EXCLUSIVE: Theresa May last night urged US makers of a drug that prolongs life for cystic fibrosis sufferers to make it available on the NHS.
Her call came as Zoey Jones and her one-year-old daughter Eve, pictured, who has CF, went to Downing Street with other campaigners yesterday to plead for the Prime Minister’s help. The US drug company Vertex has been in dispute with the health service over the cost at which it is prepared to supply the vital drug Orkambi. Mrs May now wants the firm to break the deadlock in new talks, telling them to “do everything they can” to make the drug available for free.
Exactly 12 months ago, Theresa May told MPs in the House of Commons that she had sought a “speedy resolution” to the funding row.
But a year later a deal has still not been done while 70 sufferers have since died without getting access to Orkambi.
Zoey and Eve Jones delivered a bouquet to 10 Downing Street to get their message across.
They handed it in with the words: “Here are 65 yellow roses as a reminder of this day last year when you said you’d ensure a ‘speedy resolution’ for access to cystic fibrosis medicines.”
The flowers have become an icon for the campaigners after children with CF mispronounced the condition as “65 roses”. Last night Mrs May responded to the campaign in a statement to the Daily Express.
She said: “CF is a devastating, life-limiting condition and the bravery of those affected – including Eve – should be an inspiration to us all.
“I urge Vertex to do everything they can, working with NHS England and NICE, to make these drugs available. I am pleased discussions have resumed and hope to see swift progress. Only through resolving this dispute will we be able to provide access to this crucial treatment.”
Her statement will provide increased hope of a deal between the health authorities and Vertex after talks resumed earlier this year.

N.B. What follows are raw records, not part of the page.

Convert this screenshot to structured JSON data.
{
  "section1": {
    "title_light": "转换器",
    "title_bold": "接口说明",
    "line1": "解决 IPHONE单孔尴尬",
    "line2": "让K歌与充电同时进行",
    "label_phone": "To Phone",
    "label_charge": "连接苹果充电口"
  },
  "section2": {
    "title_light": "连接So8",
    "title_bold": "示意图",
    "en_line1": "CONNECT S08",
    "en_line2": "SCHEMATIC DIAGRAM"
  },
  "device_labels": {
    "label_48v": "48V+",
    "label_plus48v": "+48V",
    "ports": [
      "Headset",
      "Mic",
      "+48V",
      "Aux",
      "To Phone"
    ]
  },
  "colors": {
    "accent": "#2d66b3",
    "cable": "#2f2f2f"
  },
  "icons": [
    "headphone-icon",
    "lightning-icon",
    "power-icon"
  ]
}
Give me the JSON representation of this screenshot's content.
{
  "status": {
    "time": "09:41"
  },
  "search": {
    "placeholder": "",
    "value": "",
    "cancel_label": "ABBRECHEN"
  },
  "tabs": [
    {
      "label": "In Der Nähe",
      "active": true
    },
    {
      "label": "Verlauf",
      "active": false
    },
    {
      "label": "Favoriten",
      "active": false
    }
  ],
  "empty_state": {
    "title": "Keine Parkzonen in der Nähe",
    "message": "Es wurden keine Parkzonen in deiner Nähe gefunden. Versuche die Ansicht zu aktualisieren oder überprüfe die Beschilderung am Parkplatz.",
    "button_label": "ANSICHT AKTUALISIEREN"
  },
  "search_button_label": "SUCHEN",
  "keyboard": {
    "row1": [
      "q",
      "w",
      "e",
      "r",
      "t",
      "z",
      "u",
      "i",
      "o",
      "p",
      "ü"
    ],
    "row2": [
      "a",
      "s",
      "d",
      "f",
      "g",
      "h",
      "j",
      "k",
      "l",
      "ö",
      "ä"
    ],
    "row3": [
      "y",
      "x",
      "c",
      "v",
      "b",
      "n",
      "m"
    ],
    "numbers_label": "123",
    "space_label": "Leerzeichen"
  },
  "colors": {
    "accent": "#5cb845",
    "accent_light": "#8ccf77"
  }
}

Campaigners say the continued delay in getting Orkambi to the UK’s 10,500 CF victims is costing lives, with around 240 sufferers dying since the funding dispute began three-and-half years ago.
Conservative MP Crispin Blunt said: “A year later and those affected by cystic fibrosis go on. How much longer will it take?” Marathon runner Natalie Crawford, 36, of Northampton, who has CF, said: “We’ve already waited and lost so many loved ones.
“Seventy CF angels since Mrs May’s speech is 70 too many and we continue to mourn for those not given the chance of a future because of money.
“In the past month I have lost two close friends who were waiting for Orkambi.
“We all deserve a future without a price tag putting it out of our reach. We need action now.” CF patient Carlie Pleasant, 29, said: “The fact that for some the fight became too much of a battle and they lost their lives sickens me.
“It also terrifies me that CF will get to me before Orkambi does.”
David Turner QC, whose daughter has CF, said: “Every day without a resolution means people suffer avoidable but irreparable lung and organ damage.
“That means they have a lower quality of life and die younger than they need to. Neither the government, nor the NHS, nor NICE (the body which licences drugs for NHS use) nor Vertex seem to understand the extreme urgency. They are literally fiddling while patients suffer and die.”
The Daily Express has been crusading for NHS England to strike a deal with Vertex for Orkambi and other drugs they have in the pipeline.
The firm refused the NHS’s £500million offer last July and withdrew from the NICE drug approval process.
But after the launch of the Daily Express crusade all three sides have now returned to the negotiating table for their first talks in eight months.
NHS England’s rebuffed bid to Vertex was for Orkambi, Kalydeco, Symdeko and a super “triple therapy” drug still being trialled.
So far all parties have agreed to negotiate in secret without issuing statements, to avoid last year’s public fallout over the snubbed £500million offer.
The Daily Express has backed a campaigners’ petition demanding MPs discuss the issue.
Last month it hit its 100,000 target and there will now be a full Commons debate on Monday, June 10.
Boston-based Vertex, run by Dr Jeff Leiden, said yesterday it “remains committed to finding a solution”. It added: “We continue to meet with NHS England in the hope of achieving this shared goal through an agreement that is acceptable to all parties.”
The Department of Health said: “We want all patients to have access to the best medicines at a price the NHS can afford.
“NHS England will meet with Vertex again soon to identify ways of getting this treatment to those who need it as soon as possible.”